A 400-seat amphitheater will host “Tech Talks,” short, information-filled talks modeled after the popular TED Talk series. Show organizers are currently seeking speakers for these talks.
“We want to make sure this offers a robust engagement experience, and gives attendees the opportunity to really learn,” Peringer says. “It will be part show and part museum, with an interactive experience map both onsite and in the ConExpo app.”
Badges will not be mailed before the 2017 show, says AEM’s Dana Wuestoff; instead they can be picked up either at the show or at 12 remote locations throughout the city, including several major hotels and the airport. (You will not be able to register at these remote badge pick-up locations, however.)
The ConExpo badge-pack includes a 3-day Las Vegas Monorail pass, transport on show shuttle buses, access to the show on all five show days, entrance to the Tech Experience and discounts at various Las Vegas bars and restaurants. Show organizers are also exploring Uber and Lyft discounts. Early Bird pricing is $149 per ticket through Jan. 13; advance pricing from January 14-March 6 is $195; on show days, ticket prices go up to $249.
In addition to the usual onsite eating venues, the 2017 show will also have a food truck alley.
“We’re urging everyone to get their hotels and flights now,” says Steve Suhm with AEM. Space will especially be at a premium since the NASCAR Kobalt 400 race at the Las Vegas Motor Speedway takes place at the end of the week.
Exhibitor tech upgrades
Behind-the-scenes technology will also allow exhibitors to track attendee movements while in their booth, enabling exhibitors to take a deeper dive into what attracts show goers.
Instead of a bar code, the 2017 show badges will have QR codes containing the attendee’s contact information, which can then be scanned by exhibitors. “This will give us cloud-based, real-time information,” says Wuesthoff.
The show badges will also have an additional piece of technology: a Scrabble-piece size Bluetooth Low Energy (BLE) device called an “eventBit,” using a technology similar to that used in Fitbits. “This gives exhibitors a new way to understand attendee behaviors,” says Mike Godsey with Experient, the ConExpo partner behind eventBit.
In essence, the badge becomes a wearable beacon, sending a continuous signal with an ID number.

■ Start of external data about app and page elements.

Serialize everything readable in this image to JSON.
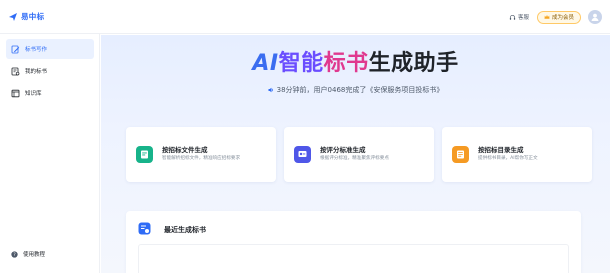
{
  "app": {
    "name": "易中标"
  },
  "header": {
    "support_label": "客服",
    "member_label": "成为会员"
  },
  "sidebar": {
    "items": [
      {
        "label": "标书写作",
        "active": true
      },
      {
        "label": "我的标书",
        "active": false
      },
      {
        "label": "知识库",
        "active": false
      }
    ],
    "help_label": "使用教程"
  },
  "hero": {
    "title_ai": "AI",
    "title_zn": "智能",
    "title_bs": "标书",
    "title_sc": "生成助手",
    "notice": "38分钟前，用户0468完成了《安保服务项目投标书》"
  },
  "cards": [
    {
      "title": "按招标文件生成",
      "desc": "智能解析招标文件，精准响应招标要求",
      "icon": "document-icon",
      "color": "#17b38a"
    },
    {
      "title": "按评分标准生成",
      "desc": "根据评分标准，精准聚焦评标要点",
      "icon": "scoring-icon",
      "color": "#4f57e8"
    },
    {
      "title": "按招标目录生成",
      "desc": "提供标书目录，AI帮你写正文",
      "icon": "outline-icon",
      "color": "#f59a23"
    }
  ],
  "recent": {
    "title": "最近生成标书",
    "icon": "recent-docs-icon"
  },
  "colors": {
    "primary": "#2f6cf6",
    "active_bg": "#eaf1ff",
    "main_bg": "#e6eeff"
  }
}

Because of personal privacy concerns, Godsey is quick to point out that only the demographics of the badgeholder—such as that person’s position and the type of construction they are in—can be read by cellular-powered hubs that exhibitors may choose to place in their booths. If the QR reader in the front of the badge is scanned, the remaining contact information becomes part of an exhibitor’s lead-retrieval process.
The eventBit information is designed to show booth traffic flow statistics. Exhibitors can put a hub on a piece of equipment or in a demonstration area, for example, and get information on what types of buyers are attracted to that particular machine or demonstration. These time-stamped analytics will show such things as aisle traffic (who passed by), booth traffic (those who stay in the booth for a certain time) and dwell time (how long people stayed in a booth). “It’s also a way for exhibitors to sort leads,” Godfrey says. “If a lead has stayed in the booth for a certain time, you know they were interested.”
And what about those privacy concerns? “We make sure all attendees know about it,” Godfrey says. “We’ve used it in four shows so far, and we’ve seen only 1 to 2 percent of attendees at those shows remove it.” Although this feature will not be available at ConExpo, Godfrey says attendees could also make use of this technology to view a post-event map of where they went on the show floor, which might come in handy when sorting out the information overload they face afterwards.
ConExpo-Con/Agg, taking place March 7-11, will have 300,000 square feet more of exhibit space than the 2014 show, totalling 2.56 million square feet.